PROBLEM REQUIREMENTS | Scan each line of the records for the word "compte" and extract the ones that have it.

DATA Block Start

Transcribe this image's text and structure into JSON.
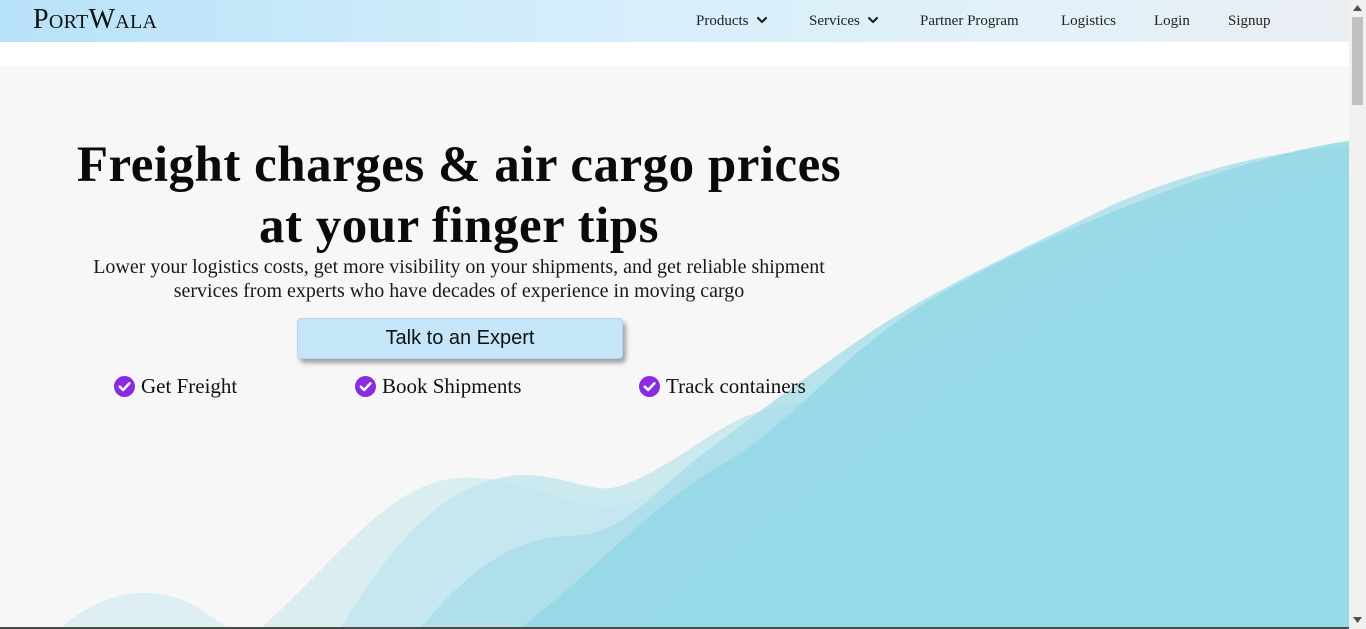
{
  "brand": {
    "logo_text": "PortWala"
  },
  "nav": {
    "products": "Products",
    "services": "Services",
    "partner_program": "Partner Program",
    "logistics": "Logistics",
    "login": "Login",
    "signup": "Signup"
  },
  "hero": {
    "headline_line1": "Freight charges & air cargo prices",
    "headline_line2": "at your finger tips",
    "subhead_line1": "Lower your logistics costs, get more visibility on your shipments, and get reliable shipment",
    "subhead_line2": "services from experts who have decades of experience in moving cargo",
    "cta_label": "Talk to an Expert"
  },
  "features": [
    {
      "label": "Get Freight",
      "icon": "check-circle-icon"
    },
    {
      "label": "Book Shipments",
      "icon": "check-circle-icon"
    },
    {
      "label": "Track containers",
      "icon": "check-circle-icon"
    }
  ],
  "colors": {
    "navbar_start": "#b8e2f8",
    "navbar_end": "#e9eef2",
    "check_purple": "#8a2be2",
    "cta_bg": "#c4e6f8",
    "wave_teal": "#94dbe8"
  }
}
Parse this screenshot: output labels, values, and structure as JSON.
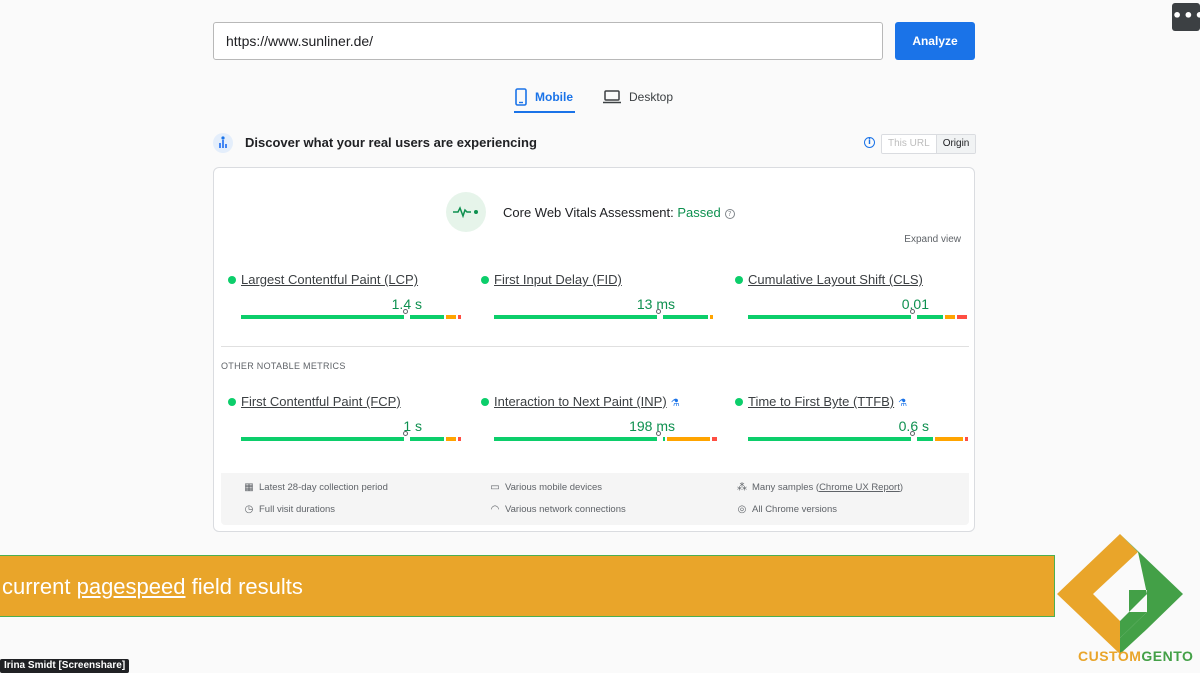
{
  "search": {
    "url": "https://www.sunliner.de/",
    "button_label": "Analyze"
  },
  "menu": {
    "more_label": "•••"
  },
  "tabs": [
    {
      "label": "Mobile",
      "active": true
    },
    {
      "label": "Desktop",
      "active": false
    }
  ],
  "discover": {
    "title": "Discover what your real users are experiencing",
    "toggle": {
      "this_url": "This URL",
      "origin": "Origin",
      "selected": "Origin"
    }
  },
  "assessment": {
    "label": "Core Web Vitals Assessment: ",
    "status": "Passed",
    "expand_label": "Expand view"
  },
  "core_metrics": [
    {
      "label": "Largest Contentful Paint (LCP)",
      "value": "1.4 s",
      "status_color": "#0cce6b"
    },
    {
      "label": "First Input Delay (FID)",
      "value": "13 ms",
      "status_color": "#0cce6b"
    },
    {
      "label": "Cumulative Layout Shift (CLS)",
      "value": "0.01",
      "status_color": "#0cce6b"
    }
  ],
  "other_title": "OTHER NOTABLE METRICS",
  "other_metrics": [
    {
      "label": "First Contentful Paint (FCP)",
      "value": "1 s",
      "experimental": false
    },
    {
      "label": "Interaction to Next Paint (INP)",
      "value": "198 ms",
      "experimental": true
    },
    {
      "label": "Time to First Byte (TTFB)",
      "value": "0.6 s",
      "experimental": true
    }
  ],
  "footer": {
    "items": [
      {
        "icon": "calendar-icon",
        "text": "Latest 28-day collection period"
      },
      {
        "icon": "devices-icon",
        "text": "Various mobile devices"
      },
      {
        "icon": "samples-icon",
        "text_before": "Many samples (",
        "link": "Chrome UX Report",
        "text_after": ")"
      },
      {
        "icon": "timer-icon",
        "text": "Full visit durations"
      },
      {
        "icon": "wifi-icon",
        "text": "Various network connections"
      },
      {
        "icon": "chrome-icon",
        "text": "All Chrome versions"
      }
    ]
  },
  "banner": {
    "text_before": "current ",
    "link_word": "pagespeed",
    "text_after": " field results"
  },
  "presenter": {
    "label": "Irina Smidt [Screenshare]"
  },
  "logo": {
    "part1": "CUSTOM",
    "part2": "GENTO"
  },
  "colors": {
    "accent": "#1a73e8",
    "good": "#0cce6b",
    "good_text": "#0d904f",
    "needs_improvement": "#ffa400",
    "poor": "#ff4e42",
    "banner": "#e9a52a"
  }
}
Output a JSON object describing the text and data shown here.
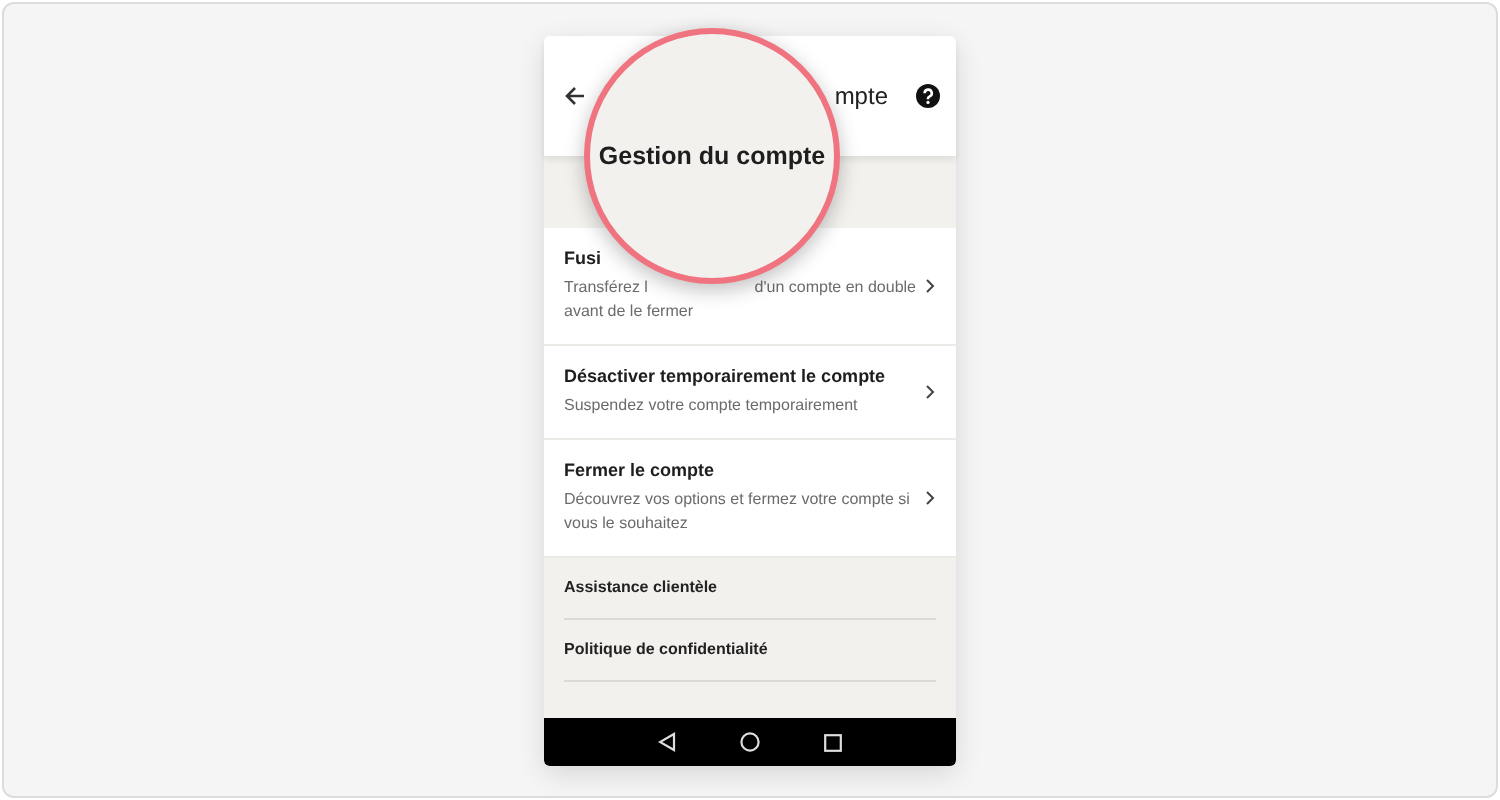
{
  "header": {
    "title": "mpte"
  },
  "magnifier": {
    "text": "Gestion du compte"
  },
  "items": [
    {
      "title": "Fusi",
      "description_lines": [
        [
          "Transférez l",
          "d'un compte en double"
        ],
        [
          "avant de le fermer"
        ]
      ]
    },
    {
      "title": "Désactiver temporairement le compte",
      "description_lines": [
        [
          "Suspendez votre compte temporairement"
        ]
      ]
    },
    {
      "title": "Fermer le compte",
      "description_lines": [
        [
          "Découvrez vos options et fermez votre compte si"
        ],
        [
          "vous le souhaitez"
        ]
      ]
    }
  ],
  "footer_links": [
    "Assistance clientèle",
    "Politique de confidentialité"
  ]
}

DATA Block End

EXERCISE ANSWER |
    "text": "Gestion du compte"
          "d'un compte en double"
      "title": "Désactiver temporairement le compte",
          "Suspendez votre compte temporairement"
      "title": "Fermer le compte",
          "Découvrez vos options et fermez votre compte si"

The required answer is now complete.